Word for word, reproduce the records, keeping none of the pictures.

= SUPPLIED DATA =
□ □ □
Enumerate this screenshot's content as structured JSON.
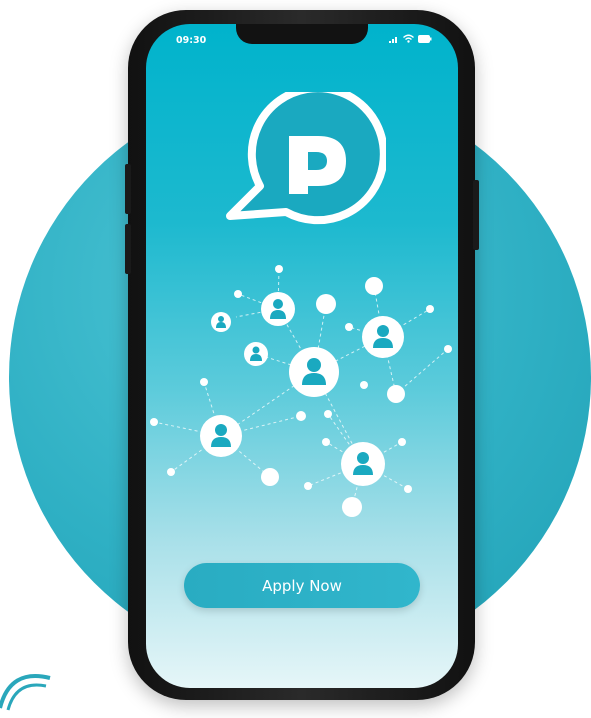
{
  "status_bar": {
    "time": "09:30"
  },
  "main": {
    "apply_button_label": "Apply Now"
  },
  "logo": {
    "letter": "P"
  },
  "colors": {
    "brand": "#00b3cc",
    "button": "#2fb0c4",
    "background_circle": "#2fb0c4"
  }
}
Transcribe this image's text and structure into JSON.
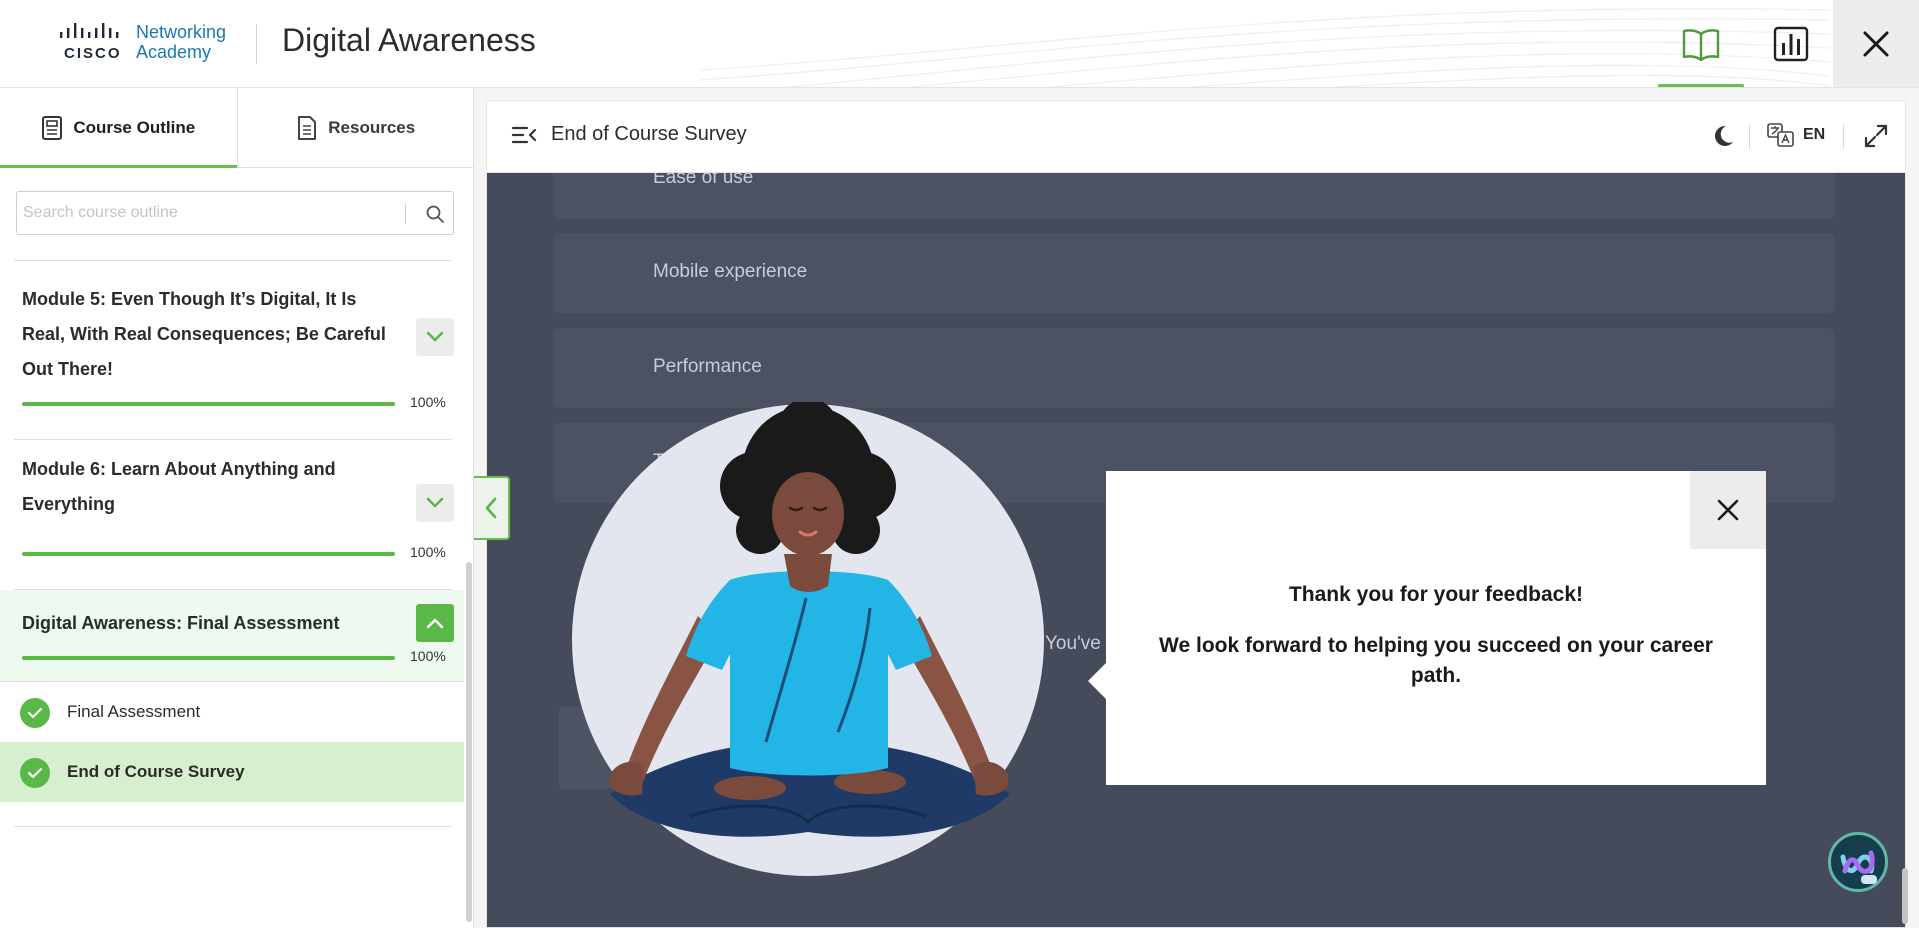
{
  "header": {
    "logo_brand": "CISCO",
    "logo_line1": "Networking",
    "logo_line2": "Academy",
    "app_title": "Digital Awareness",
    "buttons": [
      {
        "icon": "book-icon",
        "active": true
      },
      {
        "icon": "bar-chart-icon",
        "active": false
      },
      {
        "icon": "close-icon",
        "active": false
      }
    ]
  },
  "sidebar": {
    "tabs": [
      {
        "label": "Course Outline",
        "icon": "outline-doc-icon",
        "active": true
      },
      {
        "label": "Resources",
        "icon": "document-icon",
        "active": false
      }
    ],
    "search": {
      "placeholder": "Search course outline",
      "value": ""
    },
    "modules": [
      {
        "title": "Module 5: Even Though It’s Digital, It Is Real, With Real Consequences; Be Careful Out There!",
        "progress": 100,
        "progress_label": "100%",
        "expanded": false
      },
      {
        "title": "Module 6: Learn About Anything and Everything",
        "progress": 100,
        "progress_label": "100%",
        "expanded": false
      },
      {
        "title": "Digital Awareness: Final Assessment",
        "progress": 100,
        "progress_label": "100%",
        "expanded": true
      }
    ],
    "lessons": [
      {
        "label": "Final Assessment",
        "complete": true,
        "selected": false
      },
      {
        "label": "End of Course Survey",
        "complete": true,
        "selected": true
      }
    ]
  },
  "main": {
    "page_title": "End of Course Survey",
    "language": "EN",
    "survey_options": [
      "Ease of use",
      "Mobile experience",
      "Performance",
      "T"
    ],
    "partial_text": "You've"
  },
  "popup": {
    "title": "Thank you for your feedback!",
    "message": "We look forward to helping you succeed on your career path."
  },
  "colors": {
    "accent_green": "#59b848",
    "overlay": "#464b5b",
    "academy_blue": "#1b79b3"
  }
}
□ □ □
= WRITTEN RESPONSE =
Enumerate this screenshot's content as structured JSON.
{
  "status_bar": {
    "time": "09:30"
  },
  "main": {
    "apply_button_label": "Apply Now"
  },
  "logo": {
    "letter": "P"
  },
  "colors": {
    "brand": "#00b3cc",
    "button": "#2fb0c4",
    "background_circle": "#2fb0c4"
  }
}
Transcribe this image's text and structure into JSON.
{
  "header": {
    "logo_brand": "CISCO",
    "logo_line1": "Networking",
    "logo_line2": "Academy",
    "app_title": "Digital Awareness",
    "buttons": [
      {
        "icon": "book-icon",
        "active": true
      },
      {
        "icon": "bar-chart-icon",
        "active": false
      },
      {
        "icon": "close-icon",
        "active": false
      }
    ]
  },
  "sidebar": {
    "tabs": [
      {
        "label": "Course Outline",
        "icon": "outline-doc-icon",
        "active": true
      },
      {
        "label": "Resources",
        "icon": "document-icon",
        "active": false
      }
    ],
    "search": {
      "placeholder": "Search course outline",
      "value": ""
    },
    "modules": [
      {
        "title": "Module 5: Even Though It’s Digital, It Is Real, With Real Consequences; Be Careful Out There!",
        "progress": 100,
        "progress_label": "100%",
        "expanded": false
      },
      {
        "title": "Module 6: Learn About Anything and Everything",
        "progress": 100,
        "progress_label": "100%",
        "expanded": false
      },
      {
        "title": "Digital Awareness: Final Assessment",
        "progress": 100,
        "progress_label": "100%",
        "expanded": true
      }
    ],
    "lessons": [
      {
        "label": "Final Assessment",
        "complete": true,
        "selected": false
      },
      {
        "label": "End of Course Survey",
        "complete": true,
        "selected": true
      }
    ]
  },
  "main": {
    "page_title": "End of Course Survey",
    "language": "EN",
    "survey_options": [
      "Ease of use",
      "Mobile experience",
      "Performance",
      "T"
    ],
    "partial_text": "You've"
  },
  "popup": {
    "title": "Thank you for your feedback!",
    "message": "We look forward to helping you succeed on your career path."
  },
  "colors": {
    "accent_green": "#59b848",
    "overlay": "#464b5b",
    "academy_blue": "#1b79b3"
  }
}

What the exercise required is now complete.